With a world-renowned art and culture scene, a large and diverse population of nearly 1.6 million, and the highest concentration of universities and academic medical centers per capita, Philadelphia has many indicators of a thriving city. However, Philadelphia is also home to some significant health disparities and ranks as one of the worst cities in the country for poverty and health outcomes, and many social determinants of health (SDOH) are creating inequity for a number of its residents. These inequities are in large part due to the lack of adequate access to primary care in a number of the city’s neighborhoods.
According to Philadelphia’s Access to Primary Care Report for 2018, “preventable hospitalization with timely access to primary care continues to decline; however, the rates are more than twice as high among non-Hispanic blacks and Hispanics.” In fact, neither age nor the rates of health-insured adults are predictors for where primary care physicians are present – the leading predictor is race, ethnicity, and a lower median household income. According to the report, “the areas with lower access to primary care actually had higher concentrations of non-Hispanic blacks in comparison to the parts of the city with greater access to primary care.”
And according to Philadelphia’s Community Health Assessment for 2018, “Philadelphia is racially and ethnically diverse – 41% non-Hispanic black, 35% non-Hispanic white, 15% Hispanic, and 8% Asian. Yet, Philadelphia continues to be segregated along racial lines, with one race or ethnic group representing the majority in 84 percent of the city’s 381 census tracts.” Case in point: as of 2014, the Philadelphia neighborhood Fairhill (ZIP code 19133) was 66% Hispanic, and only 3% white. Adjacent to Fairhill is Kensington (ZIP code 19125) which was 71% white and only 15% Hispanic. Though Philadelphia is a vibrant, blended tapestry of diversity and culture, its neighborhoods block-by-block tell a much different story.
Statistics paint a clearer picture:
- 36.5% of Hispanics and 27% of black, Non-Hispanics in Philadelphia rate their health as fair or poor; the two highest rates per racial category (source).
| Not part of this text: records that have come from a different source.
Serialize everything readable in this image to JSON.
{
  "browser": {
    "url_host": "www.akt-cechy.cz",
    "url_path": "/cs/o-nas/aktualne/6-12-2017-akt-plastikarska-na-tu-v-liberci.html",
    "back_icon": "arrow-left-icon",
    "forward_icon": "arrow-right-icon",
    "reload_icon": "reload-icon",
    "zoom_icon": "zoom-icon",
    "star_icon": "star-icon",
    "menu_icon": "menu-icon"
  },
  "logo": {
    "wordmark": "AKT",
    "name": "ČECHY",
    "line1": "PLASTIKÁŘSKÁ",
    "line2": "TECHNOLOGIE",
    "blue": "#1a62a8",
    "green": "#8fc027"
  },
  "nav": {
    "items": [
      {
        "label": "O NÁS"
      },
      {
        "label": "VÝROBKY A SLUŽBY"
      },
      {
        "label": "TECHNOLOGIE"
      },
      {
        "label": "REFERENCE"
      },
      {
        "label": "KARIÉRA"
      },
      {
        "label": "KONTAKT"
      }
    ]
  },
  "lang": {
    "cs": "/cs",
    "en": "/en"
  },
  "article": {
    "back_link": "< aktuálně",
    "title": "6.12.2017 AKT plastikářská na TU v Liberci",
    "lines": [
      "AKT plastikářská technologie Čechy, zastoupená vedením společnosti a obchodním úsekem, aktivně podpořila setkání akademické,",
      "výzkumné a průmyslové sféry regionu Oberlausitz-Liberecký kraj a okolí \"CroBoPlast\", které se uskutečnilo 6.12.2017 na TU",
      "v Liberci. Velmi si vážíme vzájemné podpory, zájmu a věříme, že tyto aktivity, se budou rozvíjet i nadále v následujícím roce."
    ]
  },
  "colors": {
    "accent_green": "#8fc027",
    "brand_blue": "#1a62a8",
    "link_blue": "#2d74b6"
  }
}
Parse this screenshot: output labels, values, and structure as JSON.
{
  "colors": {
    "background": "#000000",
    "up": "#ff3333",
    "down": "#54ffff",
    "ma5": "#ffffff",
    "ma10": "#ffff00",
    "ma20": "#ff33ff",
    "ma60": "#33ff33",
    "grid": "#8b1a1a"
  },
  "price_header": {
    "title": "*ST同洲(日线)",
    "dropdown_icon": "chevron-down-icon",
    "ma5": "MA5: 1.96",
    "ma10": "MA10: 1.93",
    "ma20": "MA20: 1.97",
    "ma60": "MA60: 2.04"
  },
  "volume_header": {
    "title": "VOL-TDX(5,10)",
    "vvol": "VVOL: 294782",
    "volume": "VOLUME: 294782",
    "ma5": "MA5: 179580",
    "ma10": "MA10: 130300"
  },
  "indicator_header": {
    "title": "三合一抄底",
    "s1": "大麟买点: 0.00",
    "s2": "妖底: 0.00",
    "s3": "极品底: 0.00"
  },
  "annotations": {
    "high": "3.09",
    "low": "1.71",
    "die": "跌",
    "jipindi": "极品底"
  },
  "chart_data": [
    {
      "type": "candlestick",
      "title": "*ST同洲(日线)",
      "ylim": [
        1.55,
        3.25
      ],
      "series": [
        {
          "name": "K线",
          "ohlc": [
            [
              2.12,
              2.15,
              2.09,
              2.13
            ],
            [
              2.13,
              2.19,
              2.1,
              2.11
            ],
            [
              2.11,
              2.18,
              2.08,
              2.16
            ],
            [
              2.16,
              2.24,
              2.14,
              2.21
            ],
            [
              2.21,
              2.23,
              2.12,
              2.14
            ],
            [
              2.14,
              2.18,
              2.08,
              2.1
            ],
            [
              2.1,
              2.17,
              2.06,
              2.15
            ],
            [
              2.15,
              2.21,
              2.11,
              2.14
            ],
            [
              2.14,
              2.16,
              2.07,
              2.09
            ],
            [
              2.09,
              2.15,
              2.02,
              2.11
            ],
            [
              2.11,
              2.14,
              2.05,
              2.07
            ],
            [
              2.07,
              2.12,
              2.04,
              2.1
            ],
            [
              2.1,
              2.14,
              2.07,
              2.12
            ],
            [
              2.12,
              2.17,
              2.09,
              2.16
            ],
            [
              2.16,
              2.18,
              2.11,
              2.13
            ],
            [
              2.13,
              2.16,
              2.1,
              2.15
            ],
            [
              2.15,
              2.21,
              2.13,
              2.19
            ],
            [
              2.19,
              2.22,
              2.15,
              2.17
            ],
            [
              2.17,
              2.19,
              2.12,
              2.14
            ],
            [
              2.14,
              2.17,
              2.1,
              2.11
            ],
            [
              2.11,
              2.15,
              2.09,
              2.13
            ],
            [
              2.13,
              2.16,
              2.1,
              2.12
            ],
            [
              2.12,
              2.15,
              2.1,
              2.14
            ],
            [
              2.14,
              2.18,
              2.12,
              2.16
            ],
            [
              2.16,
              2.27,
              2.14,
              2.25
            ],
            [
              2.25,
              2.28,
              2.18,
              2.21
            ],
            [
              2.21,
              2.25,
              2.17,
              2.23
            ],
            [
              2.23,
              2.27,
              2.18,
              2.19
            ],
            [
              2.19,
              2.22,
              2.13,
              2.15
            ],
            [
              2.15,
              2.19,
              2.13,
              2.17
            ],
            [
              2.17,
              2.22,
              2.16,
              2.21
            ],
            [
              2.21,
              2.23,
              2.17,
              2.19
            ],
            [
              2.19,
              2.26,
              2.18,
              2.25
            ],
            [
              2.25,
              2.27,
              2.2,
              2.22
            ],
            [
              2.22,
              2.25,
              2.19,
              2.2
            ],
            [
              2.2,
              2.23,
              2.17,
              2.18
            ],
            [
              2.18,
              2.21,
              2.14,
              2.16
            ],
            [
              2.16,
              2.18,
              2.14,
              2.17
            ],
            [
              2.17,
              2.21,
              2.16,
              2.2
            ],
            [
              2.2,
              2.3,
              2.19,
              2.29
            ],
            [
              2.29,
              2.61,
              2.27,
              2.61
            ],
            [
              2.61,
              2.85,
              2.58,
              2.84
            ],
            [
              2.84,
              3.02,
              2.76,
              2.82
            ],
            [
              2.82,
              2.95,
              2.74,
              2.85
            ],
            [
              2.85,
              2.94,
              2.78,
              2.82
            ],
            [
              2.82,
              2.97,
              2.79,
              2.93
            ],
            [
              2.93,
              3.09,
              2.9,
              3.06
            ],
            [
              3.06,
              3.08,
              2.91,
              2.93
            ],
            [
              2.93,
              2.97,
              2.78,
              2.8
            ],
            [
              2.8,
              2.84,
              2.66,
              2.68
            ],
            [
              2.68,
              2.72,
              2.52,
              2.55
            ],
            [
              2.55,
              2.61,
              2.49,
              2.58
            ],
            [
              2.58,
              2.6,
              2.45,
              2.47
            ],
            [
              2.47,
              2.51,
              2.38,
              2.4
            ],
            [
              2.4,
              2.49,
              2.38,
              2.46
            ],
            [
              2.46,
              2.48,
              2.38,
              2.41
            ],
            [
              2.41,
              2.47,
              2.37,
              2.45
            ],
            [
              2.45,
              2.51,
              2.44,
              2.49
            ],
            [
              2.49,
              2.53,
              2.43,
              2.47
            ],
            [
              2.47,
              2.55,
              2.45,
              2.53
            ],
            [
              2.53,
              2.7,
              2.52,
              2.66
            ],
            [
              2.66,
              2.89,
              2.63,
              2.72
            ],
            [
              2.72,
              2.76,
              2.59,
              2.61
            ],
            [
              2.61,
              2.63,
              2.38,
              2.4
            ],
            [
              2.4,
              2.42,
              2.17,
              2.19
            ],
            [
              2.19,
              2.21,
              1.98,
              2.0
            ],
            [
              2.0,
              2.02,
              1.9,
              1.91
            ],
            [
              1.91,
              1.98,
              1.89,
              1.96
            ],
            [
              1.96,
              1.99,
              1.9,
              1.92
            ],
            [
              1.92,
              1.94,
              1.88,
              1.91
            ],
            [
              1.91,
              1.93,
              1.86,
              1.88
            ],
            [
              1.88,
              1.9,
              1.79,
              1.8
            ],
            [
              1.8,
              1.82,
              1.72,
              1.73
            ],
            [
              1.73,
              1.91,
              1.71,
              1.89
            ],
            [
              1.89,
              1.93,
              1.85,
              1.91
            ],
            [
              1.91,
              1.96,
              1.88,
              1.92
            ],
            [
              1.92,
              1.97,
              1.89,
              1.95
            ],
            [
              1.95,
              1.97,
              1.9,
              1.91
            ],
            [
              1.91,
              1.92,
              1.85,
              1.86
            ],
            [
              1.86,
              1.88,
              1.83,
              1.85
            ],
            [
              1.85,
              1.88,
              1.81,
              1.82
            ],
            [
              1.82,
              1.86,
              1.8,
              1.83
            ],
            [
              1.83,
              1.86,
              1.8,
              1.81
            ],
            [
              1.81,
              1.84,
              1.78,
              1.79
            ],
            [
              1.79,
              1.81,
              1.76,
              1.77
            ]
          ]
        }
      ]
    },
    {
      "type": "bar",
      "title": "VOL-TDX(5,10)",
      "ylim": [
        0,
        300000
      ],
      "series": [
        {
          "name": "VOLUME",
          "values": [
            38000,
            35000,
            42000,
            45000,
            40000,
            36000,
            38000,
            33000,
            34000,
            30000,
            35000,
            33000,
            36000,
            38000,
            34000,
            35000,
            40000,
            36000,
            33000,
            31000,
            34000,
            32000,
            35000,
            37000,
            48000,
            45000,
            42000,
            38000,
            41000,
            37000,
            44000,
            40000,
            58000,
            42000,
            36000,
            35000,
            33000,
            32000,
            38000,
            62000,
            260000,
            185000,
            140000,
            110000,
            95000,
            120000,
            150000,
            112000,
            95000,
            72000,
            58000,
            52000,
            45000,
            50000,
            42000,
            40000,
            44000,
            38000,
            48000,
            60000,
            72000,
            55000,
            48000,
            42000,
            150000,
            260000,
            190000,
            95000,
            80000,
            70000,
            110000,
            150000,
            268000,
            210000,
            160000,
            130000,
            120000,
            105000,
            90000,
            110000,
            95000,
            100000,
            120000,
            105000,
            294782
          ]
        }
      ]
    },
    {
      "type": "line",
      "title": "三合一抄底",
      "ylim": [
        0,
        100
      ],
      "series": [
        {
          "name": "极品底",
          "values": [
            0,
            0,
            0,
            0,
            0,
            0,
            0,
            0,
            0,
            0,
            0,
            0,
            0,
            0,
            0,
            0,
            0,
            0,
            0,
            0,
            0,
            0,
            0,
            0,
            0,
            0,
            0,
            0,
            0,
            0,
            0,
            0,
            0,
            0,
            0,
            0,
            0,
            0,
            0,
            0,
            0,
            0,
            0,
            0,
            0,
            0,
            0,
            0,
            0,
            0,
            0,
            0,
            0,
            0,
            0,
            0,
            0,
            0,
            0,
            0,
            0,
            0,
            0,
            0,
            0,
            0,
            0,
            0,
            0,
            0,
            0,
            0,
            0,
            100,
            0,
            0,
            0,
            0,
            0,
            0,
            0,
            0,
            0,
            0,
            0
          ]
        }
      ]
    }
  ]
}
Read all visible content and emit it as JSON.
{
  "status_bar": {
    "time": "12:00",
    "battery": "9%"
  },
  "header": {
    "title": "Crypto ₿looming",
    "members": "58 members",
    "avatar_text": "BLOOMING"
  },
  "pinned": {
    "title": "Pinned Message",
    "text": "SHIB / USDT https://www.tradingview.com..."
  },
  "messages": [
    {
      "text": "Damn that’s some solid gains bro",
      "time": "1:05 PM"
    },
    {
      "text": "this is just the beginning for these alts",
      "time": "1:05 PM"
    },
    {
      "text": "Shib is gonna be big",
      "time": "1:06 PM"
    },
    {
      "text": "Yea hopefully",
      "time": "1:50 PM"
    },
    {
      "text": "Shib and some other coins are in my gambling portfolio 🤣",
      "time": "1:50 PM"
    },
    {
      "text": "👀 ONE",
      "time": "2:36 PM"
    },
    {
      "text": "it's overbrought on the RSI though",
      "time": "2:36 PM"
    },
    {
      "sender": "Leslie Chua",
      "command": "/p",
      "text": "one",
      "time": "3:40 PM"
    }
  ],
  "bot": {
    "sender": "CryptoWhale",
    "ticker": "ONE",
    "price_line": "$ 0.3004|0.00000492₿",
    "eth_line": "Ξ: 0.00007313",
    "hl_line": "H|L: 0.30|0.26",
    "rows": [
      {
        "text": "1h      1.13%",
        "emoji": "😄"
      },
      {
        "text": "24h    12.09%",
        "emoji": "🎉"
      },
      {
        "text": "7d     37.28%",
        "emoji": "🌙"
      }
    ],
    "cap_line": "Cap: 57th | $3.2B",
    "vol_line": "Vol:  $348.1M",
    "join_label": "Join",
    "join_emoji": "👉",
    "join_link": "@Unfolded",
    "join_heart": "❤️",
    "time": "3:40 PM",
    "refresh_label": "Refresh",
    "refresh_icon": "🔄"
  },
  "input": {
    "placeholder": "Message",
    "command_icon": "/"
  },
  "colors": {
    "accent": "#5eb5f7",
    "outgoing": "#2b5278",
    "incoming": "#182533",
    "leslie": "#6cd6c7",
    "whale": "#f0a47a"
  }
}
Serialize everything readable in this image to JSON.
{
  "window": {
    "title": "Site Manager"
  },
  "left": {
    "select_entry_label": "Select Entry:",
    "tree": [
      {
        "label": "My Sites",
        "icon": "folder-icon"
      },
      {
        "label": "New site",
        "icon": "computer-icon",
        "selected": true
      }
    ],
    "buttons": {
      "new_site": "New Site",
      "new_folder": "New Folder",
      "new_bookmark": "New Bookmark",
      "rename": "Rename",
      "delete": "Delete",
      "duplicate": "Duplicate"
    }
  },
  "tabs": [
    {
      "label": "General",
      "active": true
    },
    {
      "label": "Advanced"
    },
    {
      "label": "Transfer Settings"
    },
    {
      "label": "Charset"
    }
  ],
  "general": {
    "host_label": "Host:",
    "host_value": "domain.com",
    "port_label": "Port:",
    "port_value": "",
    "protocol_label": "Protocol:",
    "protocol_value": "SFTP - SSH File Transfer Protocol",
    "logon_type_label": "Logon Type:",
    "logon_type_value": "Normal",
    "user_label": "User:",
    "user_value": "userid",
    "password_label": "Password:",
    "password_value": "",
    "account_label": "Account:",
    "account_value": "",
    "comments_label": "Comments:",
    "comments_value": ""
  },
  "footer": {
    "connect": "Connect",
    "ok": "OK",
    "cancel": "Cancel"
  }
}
- The highest rates of adult obesity are among non-Hispanic blacks (39.6%) and Hispanics (34.8%) (source).
- The highest rates of adult hypertension are among non-Hispanic blacks (45.7%) and Hispanics (21.6%) (source).
- The highest rates of adult diabetes are among non-Hispanic blacks (16.7%) and Hispanics (12%) (source).
More than half of Philadelphians identify as non-Hispanic black, Hispanic, or Asian, making the statistics above hard to ignore. Ultimately, addressing health equity is complicated and multifaceted. There is always more to uncover, so pinpointing one exact issue as the answer to every problem would be insufficient, untimely, and irresponsible. However, we believe that having access to good primary care makes an unequivocally positive difference in people’s lives. At Roundtrip, we understand that transportation and mobility underpin many health-related and lifestyle factors for Philadelphians, and often, the people we serve through our platform are not only suffering from lack of transportation but other SDOH inequities such as food insecurity and lack of safe housing as well.
Roundtrip is removing transportation as a barrier for primary care and expanding access to healthier lifestyles through streamlined ride coordination. Many causes of premature death can be prevented or delayed by accessing good primary care, giving people the ability to maintain healthy lifestyles, manage chronic conditions, and avoid needless complications and hospitalizations. We are currently accomplishing this through partnerships with some of Philadelphia’s largest healthcare systems, including Crozer-Keystone, Jefferson, and Penn. With this network of influence, we are poised to make a real difference throughout the region.
A potential partnership that could continue to help the city would be with SEPTA. Because of the Americans with Disabilities Act, every transit authority is required to have a paratransit program to accommodate for elderly, visually impaired, disabled, and underserved populations. Roundtrip is already working with a similar program in Richmond, Virginia that does precisely that. In 2017, Roundtrip partnered with the Greater Richmond Transit Company (GRTC) to increase access to their paratransit program, CARE. So far, Roundtrip has reduced the wait times for 11,000 paratransit trips with GRTC. The opportunity to partner with SEPTA, a program that has extensive reach throughout Philadelphia in areas that are home to diverse populations, presents the potential to launch an innovative solution, improving access to primary care right here in our community.